This 3-year project, funded by the AHRC,  interrogates the dynamics of the namescape (the historical and changing landscape of names) of Iona and its environs, shedding light on its past and its complex present, and proposing new ways of curating place-names as part of heritage management.

What were, and are, the dynamics of the namescape of Iona and its environs?

Specific questions propelling this research will be:

–What is the history and evolution of the namescape of Iona and its environs?

–What does this namescape reveal about distinct periods in Iona’s settlement history ?

–To what extent does this namescape reflect distinct groups of naming agents in Iona’s history and its contemporary use (for instance: ecclesiastics; the Gaelic-speaking crofting community; antiquarians, travellers and tourists; modern heritage organisations)?

–What are the implications of this complex namescape for theoretical and practical onomastics, specifically in relation to where the authority lies in name-giving, and the nature of ‘authenticity’ in naming?

This project will research and bring to fruition a series of outputs:

  • An online interactive web resource which will both act as the repository for research data, and also allow both the public and researchers to engage with the rich history of Iona’s namescape (scehduled to be available in 2022).
  • A full survey of the place-names of Iona and the nearby island of Staffa, to be published in the Survey of Scottish Place-Names [SSPN] series (scheduled to be published in 2023).
  • A popular guide to the place-names of Iona and Staffa, designed for visitors to the islands, based on the data uncovered in our research.
  • An essay collection, based on a conference on ‘The Curation of Names: Authority and Authenticity’ considering the situation of Iona and comparable locations internationally.
  • The project will also produce a series of articles relating to aspects of Iona’s namescape, based on our research.

We hope to host two conferences during the course of the project: one on St Columba and Iona in early December 2021; and one on ‘The Curation of Names: Authority and Authenticity’, in 2022.

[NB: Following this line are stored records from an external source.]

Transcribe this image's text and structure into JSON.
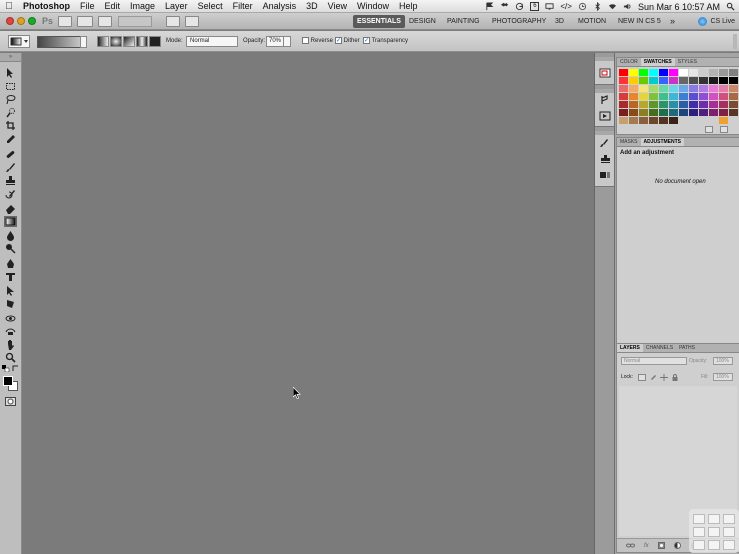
{
  "menubar": {
    "items": [
      "Photoshop",
      "File",
      "Edit",
      "Image",
      "Layer",
      "Select",
      "Filter",
      "Analysis",
      "3D",
      "View",
      "Window",
      "Help"
    ],
    "status_icons": [
      "flag-icon",
      "dropbox-icon",
      "sync-icon",
      "calendar-6-icon",
      "display-icon",
      "code-icon",
      "time-machine-icon",
      "bluetooth-icon",
      "wifi-icon",
      "volume-icon"
    ],
    "calendar_badge": "6",
    "clock": "Sun Mar 6  10:57 AM"
  },
  "appbar": {
    "logo": "Ps",
    "zoom_value": "",
    "workspaces": [
      "ESSENTIALS",
      "DESIGN",
      "PAINTING",
      "PHOTOGRAPHY",
      "3D",
      "MOTION",
      "NEW IN CS 5"
    ],
    "overflow": "»",
    "cs_live": "CS Live"
  },
  "options": {
    "mode_label": "Mode:",
    "mode_value": "Normal",
    "opacity_label": "Opacity:",
    "opacity_value": "70%",
    "reverse_label": "Reverse",
    "dither_label": "Dither",
    "transparency_label": "Transparency"
  },
  "panels": {
    "color_tabs": [
      "COLOR",
      "SWATCHES",
      "STYLES"
    ],
    "adj_tabs": [
      "MASKS",
      "ADJUSTMENTS"
    ],
    "adj_title": "Add an adjustment",
    "adj_empty": "No document open",
    "layer_tabs": [
      "LAYERS",
      "CHANNELS",
      "PATHS"
    ],
    "blend_mode": "Normal",
    "opacity_label": "Opacity:",
    "opacity_value": "100%",
    "lock_label": "Lock:",
    "fill_label": "Fill:",
    "fill_value": "100%"
  },
  "colors": {
    "swatches": [
      "#ff0000",
      "#ffff00",
      "#00ff00",
      "#00ffff",
      "#0000ff",
      "#ff00ff",
      "#ffffff",
      "#e6e6e6",
      "#cccccc",
      "#b3b3b3",
      "#999999",
      "#808080",
      "#ff3333",
      "#ffcc00",
      "#66cc00",
      "#00cccc",
      "#3366ff",
      "#cc33cc",
      "#666666",
      "#4d4d4d",
      "#333333",
      "#1a1a1a",
      "#000000",
      "#000000",
      "#e86a6a",
      "#f3a96c",
      "#f6e47a",
      "#a8d96a",
      "#6ad9a8",
      "#6ad6e6",
      "#6aa8e6",
      "#8a7ae6",
      "#b37ae6",
      "#e67ad6",
      "#e67aa8",
      "#cc8866",
      "#d93a3a",
      "#e8862a",
      "#e6d43a",
      "#7ec23a",
      "#3ac28a",
      "#3ab8d6",
      "#3a7ed6",
      "#5a4ed6",
      "#8e4ed6",
      "#d64ec0",
      "#d64e80",
      "#a86a44",
      "#a82a2a",
      "#b86620",
      "#b8a82a",
      "#5e962a",
      "#2a9668",
      "#2a90a8",
      "#2a5ea8",
      "#402ea8",
      "#6c2ea8",
      "#a82e96",
      "#a82e60",
      "#7a4c30",
      "#7a1e1e",
      "#8a4a16",
      "#8a7e1e",
      "#44701e",
      "#1e704c",
      "#1e6a7e",
      "#1e447e",
      "#2c207e",
      "#4e207e",
      "#7e206e",
      "#7e2044",
      "#5a3622",
      "#c8a070",
      "#a57a50",
      "#8a5e3a",
      "#6e4628",
      "#523220",
      "#3a2216",
      "#cfcfcf",
      "#cfcfcf",
      "#cfcfcf",
      "#cfcfcf",
      "#f0a030",
      "#cfcfcf"
    ]
  }
}
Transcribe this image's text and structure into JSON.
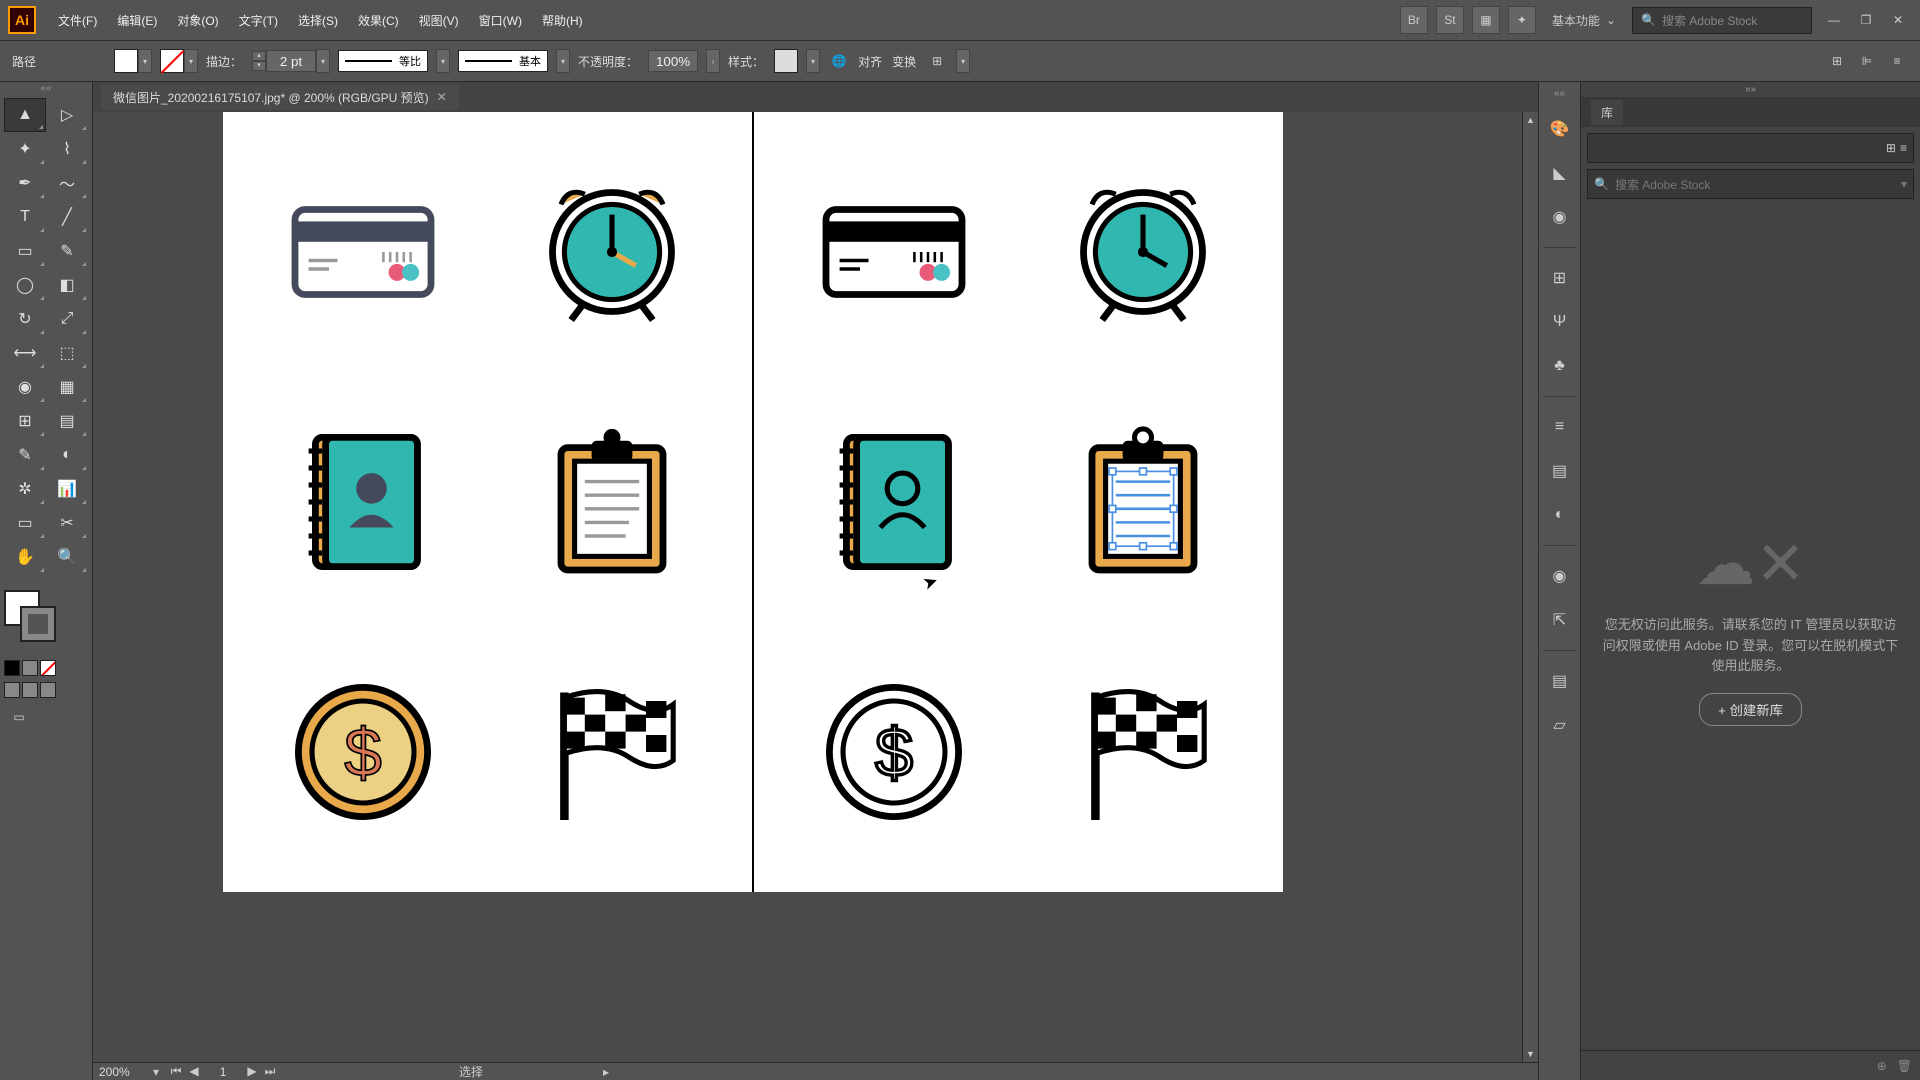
{
  "app": {
    "logo": "Ai"
  },
  "menu": {
    "file": "文件(F)",
    "edit": "编辑(E)",
    "object": "对象(O)",
    "type": "文字(T)",
    "select": "选择(S)",
    "effect": "效果(C)",
    "view": "视图(V)",
    "window": "窗口(W)",
    "help": "帮助(H)"
  },
  "menubar_right": {
    "workspace": "基本功能",
    "search_placeholder": "搜索 Adobe Stock"
  },
  "controlbar": {
    "selection_label": "路径",
    "stroke_label": "描边：",
    "stroke_weight": "2 pt",
    "stroke_profile": "等比",
    "stroke_style": "基本",
    "opacity_label": "不透明度：",
    "opacity_value": "100%",
    "style_label": "样式：",
    "align_label": "对齐",
    "transform_label": "变换"
  },
  "document": {
    "tab_title": "微信图片_20200216175107.jpg* @ 200% (RGB/GPU 预览)"
  },
  "status": {
    "zoom": "200%",
    "artboard_num": "1",
    "select_label": "选择"
  },
  "lib": {
    "tab": "库",
    "search_placeholder": "搜索 Adobe Stock",
    "message": "您无权访问此服务。请联系您的 IT 管理员以获取访问权限或使用 Adobe ID 登录。您可以在脱机模式下使用此服务。",
    "create_button": "+ 创建新库"
  },
  "canvas": {
    "icons_left": [
      {
        "name": "credit-card-color"
      },
      {
        "name": "alarm-clock-color"
      },
      {
        "name": "contact-book-color"
      },
      {
        "name": "clipboard-color"
      },
      {
        "name": "coin-dollar-color"
      },
      {
        "name": "checkered-flag-color"
      }
    ],
    "icons_right": [
      {
        "name": "credit-card-line"
      },
      {
        "name": "alarm-clock-line"
      },
      {
        "name": "contact-book-line"
      },
      {
        "name": "clipboard-line-selected"
      },
      {
        "name": "coin-dollar-line"
      },
      {
        "name": "checkered-flag-line"
      }
    ]
  }
}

An important further objective of the project is to enhance awareness of place-names as historical, human artefacts, and argue for their attentive ‘curation’ by heritage bodies. As such our intended outreach will include workshops with our key partners, the National Trust for Scotland (NTS) and Historic Environment Scotland (HES), the public bodies with main responsibility for Iona, Staffa and parts of Mull, as well as knowledge exchange events with local communities, on Iona and on Mull.